▶ Exercise prompt
Would you please set down the data again exactly as given, excluding the pictures?
※ ※ ※
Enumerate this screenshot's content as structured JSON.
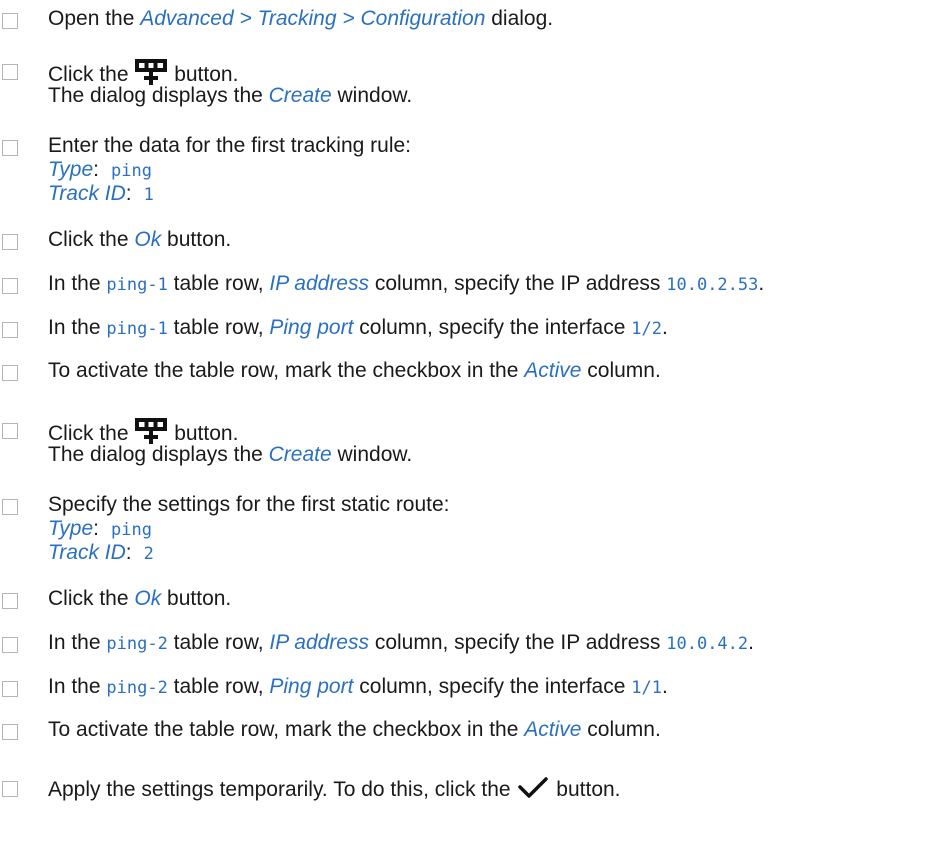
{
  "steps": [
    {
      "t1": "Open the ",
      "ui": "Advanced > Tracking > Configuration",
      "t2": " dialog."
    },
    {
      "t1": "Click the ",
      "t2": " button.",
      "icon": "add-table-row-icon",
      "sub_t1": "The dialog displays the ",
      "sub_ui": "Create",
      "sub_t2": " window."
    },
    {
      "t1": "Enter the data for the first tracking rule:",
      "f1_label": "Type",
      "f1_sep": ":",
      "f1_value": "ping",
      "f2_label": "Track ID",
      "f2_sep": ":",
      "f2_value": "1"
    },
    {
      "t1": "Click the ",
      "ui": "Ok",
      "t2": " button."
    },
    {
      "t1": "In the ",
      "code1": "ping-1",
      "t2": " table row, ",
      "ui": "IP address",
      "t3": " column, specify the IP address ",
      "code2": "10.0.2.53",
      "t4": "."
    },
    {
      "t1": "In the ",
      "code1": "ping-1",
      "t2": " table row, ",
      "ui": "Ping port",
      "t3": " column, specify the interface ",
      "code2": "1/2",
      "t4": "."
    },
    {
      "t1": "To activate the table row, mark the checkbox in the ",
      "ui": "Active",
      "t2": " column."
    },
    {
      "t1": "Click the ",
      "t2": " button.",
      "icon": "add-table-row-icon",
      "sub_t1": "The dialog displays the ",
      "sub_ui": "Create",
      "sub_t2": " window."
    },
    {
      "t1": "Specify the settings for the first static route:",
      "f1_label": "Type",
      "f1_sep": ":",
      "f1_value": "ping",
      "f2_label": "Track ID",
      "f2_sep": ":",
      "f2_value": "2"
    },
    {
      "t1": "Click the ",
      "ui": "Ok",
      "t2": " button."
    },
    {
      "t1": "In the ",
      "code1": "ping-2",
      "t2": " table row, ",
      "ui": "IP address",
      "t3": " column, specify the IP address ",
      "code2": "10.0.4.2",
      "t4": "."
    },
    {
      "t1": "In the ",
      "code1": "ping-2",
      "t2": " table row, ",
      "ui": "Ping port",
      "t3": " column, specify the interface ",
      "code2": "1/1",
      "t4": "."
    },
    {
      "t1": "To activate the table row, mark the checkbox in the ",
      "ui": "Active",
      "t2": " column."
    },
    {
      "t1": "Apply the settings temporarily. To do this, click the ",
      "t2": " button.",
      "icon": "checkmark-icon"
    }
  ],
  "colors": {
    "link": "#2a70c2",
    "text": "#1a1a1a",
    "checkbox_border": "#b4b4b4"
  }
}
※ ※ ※
▶ Response
Enumerate this screenshot's content as structured JSON.
{
  "steps": [
    {
      "t1": "Open the ",
      "ui": "Advanced > Tracking > Configuration",
      "t2": " dialog."
    },
    {
      "t1": "Click the ",
      "t2": " button.",
      "icon": "add-table-row-icon",
      "sub_t1": "The dialog displays the ",
      "sub_ui": "Create",
      "sub_t2": " window."
    },
    {
      "t1": "Enter the data for the first tracking rule:",
      "f1_label": "Type",
      "f1_sep": ":",
      "f1_value": "ping",
      "f2_label": "Track ID",
      "f2_sep": ":",
      "f2_value": "1"
    },
    {
      "t1": "Click the ",
      "ui": "Ok",
      "t2": " button."
    },
    {
      "t1": "In the ",
      "code1": "ping-1",
      "t2": " table row, ",
      "ui": "IP address",
      "t3": " column, specify the IP address ",
      "code2": "10.0.2.53",
      "t4": "."
    },
    {
      "t1": "In the ",
      "code1": "ping-1",
      "t2": " table row, ",
      "ui": "Ping port",
      "t3": " column, specify the interface ",
      "code2": "1/2",
      "t4": "."
    },
    {
      "t1": "To activate the table row, mark the checkbox in the ",
      "ui": "Active",
      "t2": " column."
    },
    {
      "t1": "Click the ",
      "t2": " button.",
      "icon": "add-table-row-icon",
      "sub_t1": "The dialog displays the ",
      "sub_ui": "Create",
      "sub_t2": " window."
    },
    {
      "t1": "Specify the settings for the first static route:",
      "f1_label": "Type",
      "f1_sep": ":",
      "f1_value": "ping",
      "f2_label": "Track ID",
      "f2_sep": ":",
      "f2_value": "2"
    },
    {
      "t1": "Click the ",
      "ui": "Ok",
      "t2": " button."
    },
    {
      "t1": "In the ",
      "code1": "ping-2",
      "t2": " table row, ",
      "ui": "IP address",
      "t3": " column, specify the IP address ",
      "code2": "10.0.4.2",
      "t4": "."
    },
    {
      "t1": "In the ",
      "code1": "ping-2",
      "t2": " table row, ",
      "ui": "Ping port",
      "t3": " column, specify the interface ",
      "code2": "1/1",
      "t4": "."
    },
    {
      "t1": "To activate the table row, mark the checkbox in the ",
      "ui": "Active",
      "t2": " column."
    },
    {
      "t1": "Apply the settings temporarily. To do this, click the ",
      "t2": " button.",
      "icon": "checkmark-icon"
    }
  ],
  "colors": {
    "link": "#2a70c2",
    "text": "#1a1a1a",
    "checkbox_border": "#b4b4b4"
  }
}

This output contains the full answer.